Your goal: Without leaving out a single line, copy the records exactly.

Input:
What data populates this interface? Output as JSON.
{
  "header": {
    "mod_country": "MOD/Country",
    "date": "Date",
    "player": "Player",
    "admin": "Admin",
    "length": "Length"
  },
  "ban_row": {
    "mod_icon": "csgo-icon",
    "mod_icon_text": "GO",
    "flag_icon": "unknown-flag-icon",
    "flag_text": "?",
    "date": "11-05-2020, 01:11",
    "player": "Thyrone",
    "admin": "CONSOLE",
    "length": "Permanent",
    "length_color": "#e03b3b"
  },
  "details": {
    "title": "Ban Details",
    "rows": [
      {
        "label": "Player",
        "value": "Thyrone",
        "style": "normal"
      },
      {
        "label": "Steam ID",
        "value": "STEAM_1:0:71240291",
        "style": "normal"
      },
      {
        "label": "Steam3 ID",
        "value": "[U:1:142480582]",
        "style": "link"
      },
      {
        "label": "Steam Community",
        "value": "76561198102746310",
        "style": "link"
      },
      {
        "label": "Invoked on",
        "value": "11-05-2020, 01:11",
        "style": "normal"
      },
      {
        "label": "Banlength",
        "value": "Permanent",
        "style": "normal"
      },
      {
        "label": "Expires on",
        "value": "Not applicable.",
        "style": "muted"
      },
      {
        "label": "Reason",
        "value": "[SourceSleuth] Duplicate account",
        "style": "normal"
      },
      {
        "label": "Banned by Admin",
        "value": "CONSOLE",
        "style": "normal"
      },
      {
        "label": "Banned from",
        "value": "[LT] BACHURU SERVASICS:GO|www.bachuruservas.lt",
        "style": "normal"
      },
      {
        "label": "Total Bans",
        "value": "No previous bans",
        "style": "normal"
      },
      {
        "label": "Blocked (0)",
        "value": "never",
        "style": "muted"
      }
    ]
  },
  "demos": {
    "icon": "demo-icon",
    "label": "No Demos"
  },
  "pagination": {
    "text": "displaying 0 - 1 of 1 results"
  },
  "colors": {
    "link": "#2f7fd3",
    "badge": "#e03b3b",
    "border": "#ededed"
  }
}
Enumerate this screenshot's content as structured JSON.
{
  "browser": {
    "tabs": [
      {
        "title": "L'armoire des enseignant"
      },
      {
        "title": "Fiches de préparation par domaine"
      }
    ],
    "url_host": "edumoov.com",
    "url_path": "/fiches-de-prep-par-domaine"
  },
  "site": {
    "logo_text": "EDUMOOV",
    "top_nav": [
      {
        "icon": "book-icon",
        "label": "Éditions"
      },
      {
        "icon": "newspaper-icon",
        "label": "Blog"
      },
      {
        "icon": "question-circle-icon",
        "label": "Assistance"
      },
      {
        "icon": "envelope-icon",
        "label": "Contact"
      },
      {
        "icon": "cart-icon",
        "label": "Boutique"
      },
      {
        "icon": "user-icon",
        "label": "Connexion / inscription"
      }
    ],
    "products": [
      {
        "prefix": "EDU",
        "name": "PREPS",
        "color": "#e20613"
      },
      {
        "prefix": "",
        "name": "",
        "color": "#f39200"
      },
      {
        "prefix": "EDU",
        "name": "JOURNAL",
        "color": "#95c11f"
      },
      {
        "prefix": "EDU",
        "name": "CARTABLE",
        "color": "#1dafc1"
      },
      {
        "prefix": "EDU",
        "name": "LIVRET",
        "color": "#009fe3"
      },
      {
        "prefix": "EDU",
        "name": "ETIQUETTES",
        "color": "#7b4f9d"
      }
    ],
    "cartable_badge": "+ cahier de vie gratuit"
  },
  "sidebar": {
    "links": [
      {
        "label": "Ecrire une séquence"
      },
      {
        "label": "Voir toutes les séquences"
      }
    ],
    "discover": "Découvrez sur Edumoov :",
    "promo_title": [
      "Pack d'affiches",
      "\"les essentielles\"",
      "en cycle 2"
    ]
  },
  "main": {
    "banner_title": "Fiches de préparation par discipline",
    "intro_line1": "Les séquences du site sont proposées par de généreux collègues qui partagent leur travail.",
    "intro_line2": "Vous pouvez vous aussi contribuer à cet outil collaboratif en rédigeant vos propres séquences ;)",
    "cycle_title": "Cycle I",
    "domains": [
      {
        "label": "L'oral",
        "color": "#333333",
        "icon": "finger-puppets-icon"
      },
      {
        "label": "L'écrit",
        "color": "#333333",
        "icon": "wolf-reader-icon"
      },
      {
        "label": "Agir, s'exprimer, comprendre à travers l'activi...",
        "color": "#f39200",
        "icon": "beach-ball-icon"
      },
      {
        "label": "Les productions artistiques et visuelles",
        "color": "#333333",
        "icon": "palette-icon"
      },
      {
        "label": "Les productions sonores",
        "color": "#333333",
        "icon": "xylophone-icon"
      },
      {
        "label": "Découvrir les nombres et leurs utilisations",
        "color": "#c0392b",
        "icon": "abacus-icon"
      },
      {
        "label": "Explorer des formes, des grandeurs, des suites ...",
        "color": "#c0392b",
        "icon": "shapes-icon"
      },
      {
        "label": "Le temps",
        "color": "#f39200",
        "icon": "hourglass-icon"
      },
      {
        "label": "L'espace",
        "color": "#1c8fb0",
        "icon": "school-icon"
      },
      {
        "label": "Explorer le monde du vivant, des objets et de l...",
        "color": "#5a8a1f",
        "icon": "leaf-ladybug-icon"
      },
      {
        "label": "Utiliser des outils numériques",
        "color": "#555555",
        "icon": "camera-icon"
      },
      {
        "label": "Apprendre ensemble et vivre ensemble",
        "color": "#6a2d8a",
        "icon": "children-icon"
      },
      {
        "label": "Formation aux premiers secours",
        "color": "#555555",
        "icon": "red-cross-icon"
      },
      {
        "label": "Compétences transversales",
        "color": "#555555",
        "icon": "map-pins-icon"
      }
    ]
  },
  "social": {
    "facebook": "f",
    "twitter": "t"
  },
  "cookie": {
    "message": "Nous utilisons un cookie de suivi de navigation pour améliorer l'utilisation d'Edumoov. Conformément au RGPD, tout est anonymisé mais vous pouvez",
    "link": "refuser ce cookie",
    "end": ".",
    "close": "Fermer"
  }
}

Exercise solution:
What data populates this interface? Output as JSON.
{
  "header": {
    "mod_country": "MOD/Country",
    "date": "Date",
    "player": "Player",
    "admin": "Admin",
    "length": "Length"
  },
  "ban_row": {
    "mod_icon": "csgo-icon",
    "mod_icon_text": "GO",
    "flag_icon": "unknown-flag-icon",
    "flag_text": "?",
    "date": "11-05-2020, 01:11",
    "player": "Thyrone",
    "admin": "CONSOLE",
    "length": "Permanent",
    "length_color": "#e03b3b"
  },
  "details": {
    "title": "Ban Details",
    "rows": [
      {
        "label": "Player",
        "value": "Thyrone",
        "style": "normal"
      },
      {
        "label": "Steam ID",
        "value": "STEAM_1:0:71240291",
        "style": "normal"
      },
      {
        "label": "Steam3 ID",
        "value": "[U:1:142480582]",
        "style": "link"
      },
      {
        "label": "Steam Community",
        "value": "76561198102746310",
        "style": "link"
      },
      {
        "label": "Invoked on",
        "value": "11-05-2020, 01:11",
        "style": "normal"
      },
      {
        "label": "Banlength",
        "value": "Permanent",
        "style": "normal"
      },
      {
        "label": "Expires on",
        "value": "Not applicable.",
        "style": "muted"
      },
      {
        "label": "Reason",
        "value": "[SourceSleuth] Duplicate account",
        "style": "normal"
      },
      {
        "label": "Banned by Admin",
        "value": "CONSOLE",
        "style": "normal"
      },
      {
        "label": "Banned from",
        "value": "[LT] BACHURU SERVASICS:GO|www.bachuruservas.lt",
        "style": "normal"
      },
      {
        "label": "Total Bans",
        "value": "No previous bans",
        "style": "normal"
      },
      {
        "label": "Blocked (0)",
        "value": "never",
        "style": "muted"
      }
    ]
  },
  "demos": {
    "icon": "demo-icon",
    "label": "No Demos"
  },
  "pagination": {
    "text": "displaying 0 - 1 of 1 results"
  },
  "colors": {
    "link": "#2f7fd3",
    "badge": "#e03b3b",
    "border": "#ededed"
  }
}
Enumerate this screenshot's content as structured JSON.
{
  "browser": {
    "tabs": [
      {
        "title": "L'armoire des enseignant"
      },
      {
        "title": "Fiches de préparation par domaine"
      }
    ],
    "url_host": "edumoov.com",
    "url_path": "/fiches-de-prep-par-domaine"
  },
  "site": {
    "logo_text": "EDUMOOV",
    "top_nav": [
      {
        "icon": "book-icon",
        "label": "Éditions"
      },
      {
        "icon": "newspaper-icon",
        "label": "Blog"
      },
      {
        "icon": "question-circle-icon",
        "label": "Assistance"
      },
      {
        "icon": "envelope-icon",
        "label": "Contact"
      },
      {
        "icon": "cart-icon",
        "label": "Boutique"
      },
      {
        "icon": "user-icon",
        "label": "Connexion / inscription"
      }
    ],
    "products": [
      {
        "prefix": "EDU",
        "name": "PREPS",
        "color": "#e20613"
      },
      {
        "prefix": "",
        "name": "",
        "color": "#f39200"
      },
      {
        "prefix": "EDU",
        "name": "JOURNAL",
        "color": "#95c11f"
      },
      {
        "prefix": "EDU",
        "name": "CARTABLE",
        "color": "#1dafc1"
      },
      {
        "prefix": "EDU",
        "name": "LIVRET",
        "color": "#009fe3"
      },
      {
        "prefix": "EDU",
        "name": "ETIQUETTES",
        "color": "#7b4f9d"
      }
    ],
    "cartable_badge": "+ cahier de vie gratuit"
  },
  "sidebar": {
    "links": [
      {
        "label": "Ecrire une séquence"
      },
      {
        "label": "Voir toutes les séquences"
      }
    ],
    "discover": "Découvrez sur Edumoov :",
    "promo_title": [
      "Pack d'affiches",
      "\"les essentielles\"",
      "en cycle 2"
    ]
  },
  "main": {
    "banner_title": "Fiches de préparation par discipline",
    "intro_line1": "Les séquences du site sont proposées par de généreux collègues qui partagent leur travail.",
    "intro_line2": "Vous pouvez vous aussi contribuer à cet outil collaboratif en rédigeant vos propres séquences ;)",
    "cycle_title": "Cycle I",
    "domains": [
      {
        "label": "L'oral",
        "color": "#333333",
        "icon": "finger-puppets-icon"
      },
      {
        "label": "L'écrit",
        "color": "#333333",
        "icon": "wolf-reader-icon"
      },
      {
        "label": "Agir, s'exprimer, comprendre à travers l'activi...",
        "color": "#f39200",
        "icon": "beach-ball-icon"
      },
      {
        "label": "Les productions artistiques et visuelles",
        "color": "#333333",
        "icon": "palette-icon"
      },
      {
        "label": "Les productions sonores",
        "color": "#333333",
        "icon": "xylophone-icon"
      },
      {
        "label": "Découvrir les nombres et leurs utilisations",
        "color": "#c0392b",
        "icon": "abacus-icon"
      },
      {
        "label": "Explorer des formes, des grandeurs, des suites ...",
        "color": "#c0392b",
        "icon": "shapes-icon"
      },
      {
        "label": "Le temps",
        "color": "#f39200",
        "icon": "hourglass-icon"
      },
      {
        "label": "L'espace",
        "color": "#1c8fb0",
        "icon": "school-icon"
      },
      {
        "label": "Explorer le monde du vivant, des objets et de l...",
        "color": "#5a8a1f",
        "icon": "leaf-ladybug-icon"
      },
      {
        "label": "Utiliser des outils numériques",
        "color": "#555555",
        "icon": "camera-icon"
      },
      {
        "label": "Apprendre ensemble et vivre ensemble",
        "color": "#6a2d8a",
        "icon": "children-icon"
      },
      {
        "label": "Formation aux premiers secours",
        "color": "#555555",
        "icon": "red-cross-icon"
      },
      {
        "label": "Compétences transversales",
        "color": "#555555",
        "icon": "map-pins-icon"
      }
    ]
  },
  "social": {
    "facebook": "f",
    "twitter": "t"
  },
  "cookie": {
    "message": "Nous utilisons un cookie de suivi de navigation pour améliorer l'utilisation d'Edumoov. Conformément au RGPD, tout est anonymisé mais vous pouvez",
    "link": "refuser ce cookie",
    "end": ".",
    "close": "Fermer"
  }
}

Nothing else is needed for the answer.